Washington, Mar 10 (UNI) Scientists have discovered a method for genetically manipulating human embryonic stem cells that will aid to study diseases like muscular dystrophy and diabetes.
The technique for the first time blends two existing cell-handling methods to improve cell survival rates and increase the efficiency of inserting DNA into cells, Science Daily reported.
The new approach is up to 100 times more efficient than current methods at producing human embryonic stem cells with desired genetic alterations.
''The ability to generate large quantities of cells with altered genes opens the door to new research into many devastating disorders,'' Professor of biological chemistry and developmental cell biology Peter Donovan said.
''Not only will it allow us to study diseases more in-depth, it also could be a key step in the successful development of future stem cell therapies,'' he said.
''Before our technique, genetic modification of human embryonic stem cells largely was inefficient,'' another researcher Hohenstein said.
''This is a stepping stone for bigger things to come,'' he said.
The new technique can be used to develop populations of cells with abnormalities that lead to disease. They can then study those cells to learn more about the disorder and how it is caused.

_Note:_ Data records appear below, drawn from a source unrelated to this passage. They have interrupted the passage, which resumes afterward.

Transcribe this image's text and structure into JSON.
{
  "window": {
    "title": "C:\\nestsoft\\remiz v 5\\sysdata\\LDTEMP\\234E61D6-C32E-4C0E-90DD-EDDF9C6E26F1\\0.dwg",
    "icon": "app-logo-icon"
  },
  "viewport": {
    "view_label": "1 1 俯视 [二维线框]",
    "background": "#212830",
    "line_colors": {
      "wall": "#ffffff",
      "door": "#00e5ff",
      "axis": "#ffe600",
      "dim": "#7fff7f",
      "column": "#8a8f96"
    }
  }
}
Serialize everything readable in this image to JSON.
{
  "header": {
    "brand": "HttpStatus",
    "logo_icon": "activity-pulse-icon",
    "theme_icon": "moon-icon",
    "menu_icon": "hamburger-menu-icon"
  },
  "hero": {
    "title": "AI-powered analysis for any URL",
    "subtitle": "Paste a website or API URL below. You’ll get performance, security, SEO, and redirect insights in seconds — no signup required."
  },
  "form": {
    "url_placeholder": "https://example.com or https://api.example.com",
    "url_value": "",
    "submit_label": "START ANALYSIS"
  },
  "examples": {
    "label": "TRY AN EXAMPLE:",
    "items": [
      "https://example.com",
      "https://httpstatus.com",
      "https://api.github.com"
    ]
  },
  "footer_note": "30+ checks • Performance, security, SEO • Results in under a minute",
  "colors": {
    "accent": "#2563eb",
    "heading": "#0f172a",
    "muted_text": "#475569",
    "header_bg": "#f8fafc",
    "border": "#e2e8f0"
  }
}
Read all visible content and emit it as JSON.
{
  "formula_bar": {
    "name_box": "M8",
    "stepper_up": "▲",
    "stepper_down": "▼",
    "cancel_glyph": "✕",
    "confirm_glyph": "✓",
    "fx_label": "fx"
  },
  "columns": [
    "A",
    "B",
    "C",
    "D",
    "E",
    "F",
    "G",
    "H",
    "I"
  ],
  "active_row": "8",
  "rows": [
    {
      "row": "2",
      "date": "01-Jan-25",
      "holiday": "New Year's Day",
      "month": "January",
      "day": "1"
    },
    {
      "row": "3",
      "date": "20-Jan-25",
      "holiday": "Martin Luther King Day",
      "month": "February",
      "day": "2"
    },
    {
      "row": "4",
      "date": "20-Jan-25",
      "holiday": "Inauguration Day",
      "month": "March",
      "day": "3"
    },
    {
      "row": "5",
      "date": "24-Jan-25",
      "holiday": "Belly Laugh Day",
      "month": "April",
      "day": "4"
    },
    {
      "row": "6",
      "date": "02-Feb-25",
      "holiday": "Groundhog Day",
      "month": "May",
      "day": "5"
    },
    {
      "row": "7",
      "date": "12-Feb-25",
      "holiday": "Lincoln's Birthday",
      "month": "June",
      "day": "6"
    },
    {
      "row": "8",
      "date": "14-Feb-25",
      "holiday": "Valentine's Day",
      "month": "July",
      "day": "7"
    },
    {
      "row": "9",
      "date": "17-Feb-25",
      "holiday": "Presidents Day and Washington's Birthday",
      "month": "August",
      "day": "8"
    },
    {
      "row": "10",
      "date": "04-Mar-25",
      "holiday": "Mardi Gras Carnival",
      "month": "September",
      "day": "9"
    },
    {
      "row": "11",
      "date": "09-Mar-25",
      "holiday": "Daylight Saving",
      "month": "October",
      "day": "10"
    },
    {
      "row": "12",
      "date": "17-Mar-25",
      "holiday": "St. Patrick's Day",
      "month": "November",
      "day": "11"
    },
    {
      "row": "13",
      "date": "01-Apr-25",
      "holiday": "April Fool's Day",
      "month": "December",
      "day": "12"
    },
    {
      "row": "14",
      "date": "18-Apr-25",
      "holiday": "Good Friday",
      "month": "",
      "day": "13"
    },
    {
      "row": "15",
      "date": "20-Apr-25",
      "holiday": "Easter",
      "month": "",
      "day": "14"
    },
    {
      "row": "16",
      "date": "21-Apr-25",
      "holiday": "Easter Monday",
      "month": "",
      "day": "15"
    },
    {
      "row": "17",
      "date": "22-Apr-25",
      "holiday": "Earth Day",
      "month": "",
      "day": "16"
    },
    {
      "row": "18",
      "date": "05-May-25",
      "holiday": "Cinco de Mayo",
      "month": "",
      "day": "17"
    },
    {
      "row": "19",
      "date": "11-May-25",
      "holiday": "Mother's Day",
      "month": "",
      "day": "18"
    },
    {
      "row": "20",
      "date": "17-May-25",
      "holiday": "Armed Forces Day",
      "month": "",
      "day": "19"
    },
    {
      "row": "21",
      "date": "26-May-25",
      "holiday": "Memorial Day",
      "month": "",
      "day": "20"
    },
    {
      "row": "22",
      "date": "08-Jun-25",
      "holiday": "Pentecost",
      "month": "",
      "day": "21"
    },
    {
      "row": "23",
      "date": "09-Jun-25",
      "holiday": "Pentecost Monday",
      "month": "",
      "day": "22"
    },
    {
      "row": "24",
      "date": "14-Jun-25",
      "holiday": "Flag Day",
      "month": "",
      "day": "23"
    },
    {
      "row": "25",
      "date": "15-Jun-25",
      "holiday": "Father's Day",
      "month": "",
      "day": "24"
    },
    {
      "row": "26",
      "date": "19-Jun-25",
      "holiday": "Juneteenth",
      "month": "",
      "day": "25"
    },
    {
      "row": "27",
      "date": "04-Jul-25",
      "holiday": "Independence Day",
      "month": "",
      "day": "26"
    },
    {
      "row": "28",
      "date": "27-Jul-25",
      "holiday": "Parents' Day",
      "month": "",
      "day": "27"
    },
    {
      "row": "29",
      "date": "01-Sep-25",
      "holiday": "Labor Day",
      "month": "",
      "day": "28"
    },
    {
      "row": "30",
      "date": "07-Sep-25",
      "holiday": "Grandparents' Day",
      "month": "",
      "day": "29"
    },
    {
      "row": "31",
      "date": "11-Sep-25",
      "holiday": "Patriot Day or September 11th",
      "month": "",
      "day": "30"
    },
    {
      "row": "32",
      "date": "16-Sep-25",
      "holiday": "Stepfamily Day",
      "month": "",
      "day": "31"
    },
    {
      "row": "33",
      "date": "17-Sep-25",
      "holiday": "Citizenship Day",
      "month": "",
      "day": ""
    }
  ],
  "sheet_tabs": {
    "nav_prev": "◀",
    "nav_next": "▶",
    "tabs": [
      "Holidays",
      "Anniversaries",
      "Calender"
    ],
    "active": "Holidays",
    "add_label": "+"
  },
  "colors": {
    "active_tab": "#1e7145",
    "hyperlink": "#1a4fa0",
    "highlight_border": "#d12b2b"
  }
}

This technique can be used to correct the disorder in stem cells, then use the healthy cells in a treatment.
UNI XC SZ DS1125